Rice wine (also known as mijiu) is a must-have ingredient in Chinese cooking, possibly coming second only to soy sauce in importance. Whereas most wine is made from fermented fruit, rice wine is made from fermented glutinous rice, where the sugars are transformed into alcohol by yeast. Rice wine is somewhat clear and sweet and is used in marinades to tenderize meat and seafood, as well as to impart flavor to food.
Rice wine even forms the basis of an herbal soup meant to help new mothers recover quickly after giving birth. There are some varieties that are drinking-quality and meant to be consumed--these have a much lower alcohol content compared to Western wines.
Unfortunately, while rice wine is readily available at Chinese and Asian groceries, it is not always easy to find at regular local supermarkets. If you cannot find rice wine, here are some suggested substitutes.
Pale Dry Sherry
Available at liquor stores, pale dry sherry is the most commonly recommended substitute for rice wine.

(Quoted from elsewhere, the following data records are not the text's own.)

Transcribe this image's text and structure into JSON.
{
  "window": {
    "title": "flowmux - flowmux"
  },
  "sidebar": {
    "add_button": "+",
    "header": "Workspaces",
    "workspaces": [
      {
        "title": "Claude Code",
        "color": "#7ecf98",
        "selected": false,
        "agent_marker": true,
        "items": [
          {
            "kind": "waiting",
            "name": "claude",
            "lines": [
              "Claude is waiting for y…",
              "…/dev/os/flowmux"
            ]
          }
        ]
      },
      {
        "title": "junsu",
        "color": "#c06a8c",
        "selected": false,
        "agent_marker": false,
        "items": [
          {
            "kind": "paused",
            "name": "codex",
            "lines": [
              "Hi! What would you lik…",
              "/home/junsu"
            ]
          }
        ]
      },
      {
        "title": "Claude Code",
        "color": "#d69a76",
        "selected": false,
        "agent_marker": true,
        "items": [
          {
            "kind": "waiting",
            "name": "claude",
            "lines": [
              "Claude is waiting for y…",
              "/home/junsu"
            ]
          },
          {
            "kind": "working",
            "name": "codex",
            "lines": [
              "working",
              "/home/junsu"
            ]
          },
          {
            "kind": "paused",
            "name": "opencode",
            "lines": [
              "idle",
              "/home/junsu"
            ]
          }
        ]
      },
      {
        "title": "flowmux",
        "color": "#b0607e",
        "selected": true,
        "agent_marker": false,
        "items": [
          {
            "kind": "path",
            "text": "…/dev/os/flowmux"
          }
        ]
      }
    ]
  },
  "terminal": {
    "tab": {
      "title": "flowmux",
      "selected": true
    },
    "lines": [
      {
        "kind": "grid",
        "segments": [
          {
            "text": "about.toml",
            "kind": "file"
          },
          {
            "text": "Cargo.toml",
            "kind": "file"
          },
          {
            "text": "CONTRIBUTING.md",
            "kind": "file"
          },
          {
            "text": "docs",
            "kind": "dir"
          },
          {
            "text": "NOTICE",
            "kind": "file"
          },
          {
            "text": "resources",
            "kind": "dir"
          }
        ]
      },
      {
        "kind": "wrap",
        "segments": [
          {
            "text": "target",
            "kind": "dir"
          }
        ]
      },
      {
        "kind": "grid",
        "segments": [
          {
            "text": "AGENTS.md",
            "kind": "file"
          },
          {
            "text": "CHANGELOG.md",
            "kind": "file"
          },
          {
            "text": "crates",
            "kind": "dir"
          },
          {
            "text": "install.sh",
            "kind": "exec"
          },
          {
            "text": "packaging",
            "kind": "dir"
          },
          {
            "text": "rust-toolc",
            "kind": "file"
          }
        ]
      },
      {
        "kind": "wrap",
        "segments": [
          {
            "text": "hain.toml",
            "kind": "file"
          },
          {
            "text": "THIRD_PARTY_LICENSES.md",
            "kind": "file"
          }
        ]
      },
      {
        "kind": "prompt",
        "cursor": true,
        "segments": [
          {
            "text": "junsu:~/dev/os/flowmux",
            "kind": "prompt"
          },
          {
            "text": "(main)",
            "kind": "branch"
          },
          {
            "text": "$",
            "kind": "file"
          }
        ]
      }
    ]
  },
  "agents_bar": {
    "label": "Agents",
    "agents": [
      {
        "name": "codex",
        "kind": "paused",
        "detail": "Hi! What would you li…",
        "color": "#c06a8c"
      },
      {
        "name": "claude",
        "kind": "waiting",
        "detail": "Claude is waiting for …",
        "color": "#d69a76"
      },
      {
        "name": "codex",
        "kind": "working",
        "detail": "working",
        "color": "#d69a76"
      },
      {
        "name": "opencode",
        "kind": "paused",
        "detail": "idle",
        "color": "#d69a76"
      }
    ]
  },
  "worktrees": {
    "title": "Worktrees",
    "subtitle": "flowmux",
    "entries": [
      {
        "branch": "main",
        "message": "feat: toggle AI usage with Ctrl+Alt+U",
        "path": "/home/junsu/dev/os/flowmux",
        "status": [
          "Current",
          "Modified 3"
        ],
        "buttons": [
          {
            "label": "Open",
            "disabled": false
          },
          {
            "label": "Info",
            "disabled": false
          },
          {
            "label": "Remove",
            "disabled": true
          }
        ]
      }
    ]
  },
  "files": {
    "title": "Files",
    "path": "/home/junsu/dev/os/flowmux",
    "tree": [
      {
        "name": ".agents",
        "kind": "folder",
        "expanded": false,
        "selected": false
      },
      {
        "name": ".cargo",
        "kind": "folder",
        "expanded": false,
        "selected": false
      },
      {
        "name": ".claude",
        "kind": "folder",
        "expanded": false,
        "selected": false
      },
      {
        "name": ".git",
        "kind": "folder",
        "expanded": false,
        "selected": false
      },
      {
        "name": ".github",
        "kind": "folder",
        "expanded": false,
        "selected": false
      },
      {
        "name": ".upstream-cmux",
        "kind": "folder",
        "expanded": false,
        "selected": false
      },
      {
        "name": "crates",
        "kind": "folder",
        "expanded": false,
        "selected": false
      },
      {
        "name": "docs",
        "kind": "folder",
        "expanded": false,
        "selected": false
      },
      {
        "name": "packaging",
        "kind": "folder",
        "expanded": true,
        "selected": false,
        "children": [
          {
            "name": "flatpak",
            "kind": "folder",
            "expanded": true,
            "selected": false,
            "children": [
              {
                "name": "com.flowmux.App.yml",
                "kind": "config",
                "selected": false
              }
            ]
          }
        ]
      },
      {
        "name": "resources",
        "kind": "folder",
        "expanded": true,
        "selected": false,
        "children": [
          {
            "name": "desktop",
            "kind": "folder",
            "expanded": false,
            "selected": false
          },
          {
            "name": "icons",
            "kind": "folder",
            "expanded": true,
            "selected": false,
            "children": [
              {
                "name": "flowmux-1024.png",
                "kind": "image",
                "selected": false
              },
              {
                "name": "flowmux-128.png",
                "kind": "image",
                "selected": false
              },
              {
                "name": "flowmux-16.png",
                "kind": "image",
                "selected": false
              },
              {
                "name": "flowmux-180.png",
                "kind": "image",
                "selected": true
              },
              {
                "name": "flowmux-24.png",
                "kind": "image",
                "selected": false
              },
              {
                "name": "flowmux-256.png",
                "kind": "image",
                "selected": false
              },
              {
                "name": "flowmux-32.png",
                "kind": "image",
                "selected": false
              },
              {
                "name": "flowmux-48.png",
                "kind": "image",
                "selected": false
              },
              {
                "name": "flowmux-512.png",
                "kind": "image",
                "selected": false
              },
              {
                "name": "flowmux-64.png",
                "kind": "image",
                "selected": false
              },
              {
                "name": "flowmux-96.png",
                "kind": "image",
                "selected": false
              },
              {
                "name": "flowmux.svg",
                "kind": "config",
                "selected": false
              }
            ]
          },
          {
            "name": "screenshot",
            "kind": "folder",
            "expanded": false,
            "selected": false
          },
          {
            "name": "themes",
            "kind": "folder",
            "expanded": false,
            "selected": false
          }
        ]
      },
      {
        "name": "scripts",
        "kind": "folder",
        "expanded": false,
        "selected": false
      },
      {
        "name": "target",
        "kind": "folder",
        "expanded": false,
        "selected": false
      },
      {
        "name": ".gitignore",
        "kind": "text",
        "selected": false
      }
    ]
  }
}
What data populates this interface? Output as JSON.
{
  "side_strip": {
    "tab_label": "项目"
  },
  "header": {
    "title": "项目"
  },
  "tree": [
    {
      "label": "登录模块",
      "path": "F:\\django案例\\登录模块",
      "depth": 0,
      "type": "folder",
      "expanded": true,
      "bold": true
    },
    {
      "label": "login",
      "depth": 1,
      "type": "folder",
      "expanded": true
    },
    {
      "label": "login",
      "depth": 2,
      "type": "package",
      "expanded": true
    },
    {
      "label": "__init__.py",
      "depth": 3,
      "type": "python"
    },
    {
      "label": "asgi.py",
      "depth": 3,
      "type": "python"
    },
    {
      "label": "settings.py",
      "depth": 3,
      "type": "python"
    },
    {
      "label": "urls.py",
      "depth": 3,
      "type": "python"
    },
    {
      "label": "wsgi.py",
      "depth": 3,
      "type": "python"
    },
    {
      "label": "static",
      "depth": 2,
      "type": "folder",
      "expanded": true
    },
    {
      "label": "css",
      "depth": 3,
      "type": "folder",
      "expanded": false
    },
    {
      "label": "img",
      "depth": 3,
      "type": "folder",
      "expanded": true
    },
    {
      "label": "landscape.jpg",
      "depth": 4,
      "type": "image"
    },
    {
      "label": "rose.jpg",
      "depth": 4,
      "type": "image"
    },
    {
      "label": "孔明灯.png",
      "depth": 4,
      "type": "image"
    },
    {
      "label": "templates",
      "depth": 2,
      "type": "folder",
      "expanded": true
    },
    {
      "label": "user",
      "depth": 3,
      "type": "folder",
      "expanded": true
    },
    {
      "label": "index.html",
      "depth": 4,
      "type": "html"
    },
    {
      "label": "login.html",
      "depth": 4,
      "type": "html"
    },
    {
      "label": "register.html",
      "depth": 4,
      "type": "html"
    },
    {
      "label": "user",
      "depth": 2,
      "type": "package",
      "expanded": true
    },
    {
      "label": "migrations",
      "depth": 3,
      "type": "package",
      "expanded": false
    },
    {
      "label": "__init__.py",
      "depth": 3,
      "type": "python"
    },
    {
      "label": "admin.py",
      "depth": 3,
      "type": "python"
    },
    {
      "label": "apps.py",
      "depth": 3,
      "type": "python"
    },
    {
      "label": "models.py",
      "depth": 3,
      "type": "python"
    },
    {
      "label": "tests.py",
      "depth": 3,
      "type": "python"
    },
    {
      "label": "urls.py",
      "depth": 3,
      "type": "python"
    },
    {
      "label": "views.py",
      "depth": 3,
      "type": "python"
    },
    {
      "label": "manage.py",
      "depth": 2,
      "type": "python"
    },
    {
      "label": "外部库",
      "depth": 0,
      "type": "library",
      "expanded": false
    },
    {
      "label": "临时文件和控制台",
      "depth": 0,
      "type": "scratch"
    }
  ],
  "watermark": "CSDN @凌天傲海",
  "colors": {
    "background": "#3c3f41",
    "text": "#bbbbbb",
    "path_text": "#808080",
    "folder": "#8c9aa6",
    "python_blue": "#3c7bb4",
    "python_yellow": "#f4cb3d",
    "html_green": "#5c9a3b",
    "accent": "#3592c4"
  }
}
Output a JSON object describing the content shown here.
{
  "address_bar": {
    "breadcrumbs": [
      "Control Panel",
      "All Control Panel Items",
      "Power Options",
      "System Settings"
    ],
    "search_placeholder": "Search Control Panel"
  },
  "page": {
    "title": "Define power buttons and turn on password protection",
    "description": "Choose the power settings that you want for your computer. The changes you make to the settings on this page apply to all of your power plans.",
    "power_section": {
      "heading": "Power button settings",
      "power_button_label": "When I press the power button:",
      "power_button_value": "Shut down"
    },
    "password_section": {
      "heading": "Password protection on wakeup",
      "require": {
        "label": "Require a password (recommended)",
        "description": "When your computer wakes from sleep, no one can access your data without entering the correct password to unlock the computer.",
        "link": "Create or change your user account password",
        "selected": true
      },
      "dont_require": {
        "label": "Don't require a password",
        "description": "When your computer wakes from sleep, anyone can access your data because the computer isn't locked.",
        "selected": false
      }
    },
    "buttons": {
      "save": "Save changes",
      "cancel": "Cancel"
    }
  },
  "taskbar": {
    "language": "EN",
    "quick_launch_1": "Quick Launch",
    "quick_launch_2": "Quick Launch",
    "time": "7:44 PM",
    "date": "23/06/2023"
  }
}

It comes closest in flavor to Shaoxing rice wine (also spelled Shao-hsing or Shaohsing), an amber-colored wine made with glutinous rice, wheat yeast, and spring water. Since rice wine can be hard to find, many recipes will only have dry sherry in the ingredients list, not even listing rice wine as an option.
Gin and Wine
While Shaoxing rice wine is commonly recommended because of its consistent high quality, there are many types of rice wines in China.
Interestingly, gin comes closer in flavor to the white rice wines than does dry sherry, so it is worth giving gin a try.
While the flavor is not the same, a dry white wine makes an acceptable substitute for Chinese rice wine in marinades. A decent alternative when that's all you have in the house.
If you are looking for something without alcohol, apple juice or white grape juice are good substitutions.
The acid in the juice acts as a tenderizer, making it an acceptable substitute for rice wine in stir-fry marinades. However, the flavor won’t be quite the same.
Japanese Rice Wines
Commonly referred to as the Japanese version of rice wine (although it actually has more in common with brewing beer), Sake has a very different flavor than Chinese rice wine. However, some cooks prefer it. It really comes down to personal preference. You can also try mirin, another Japanese rice wine, in place of Chinese rice wine. Just start with a lesser amount than the recipe calls for as it has a very strong flavor.
What to Avoid
It is important that you avoid certain ingredients while trying to find a substitute for rice wine. Cooking wines, sold in local supermarkets, are overly salted and have a different flavor than Chinese rice wine. And don't confuse Chinese rice wine vinegar with Chinese rice wine--these are vinegar, not wines, and will add an acidic flavor.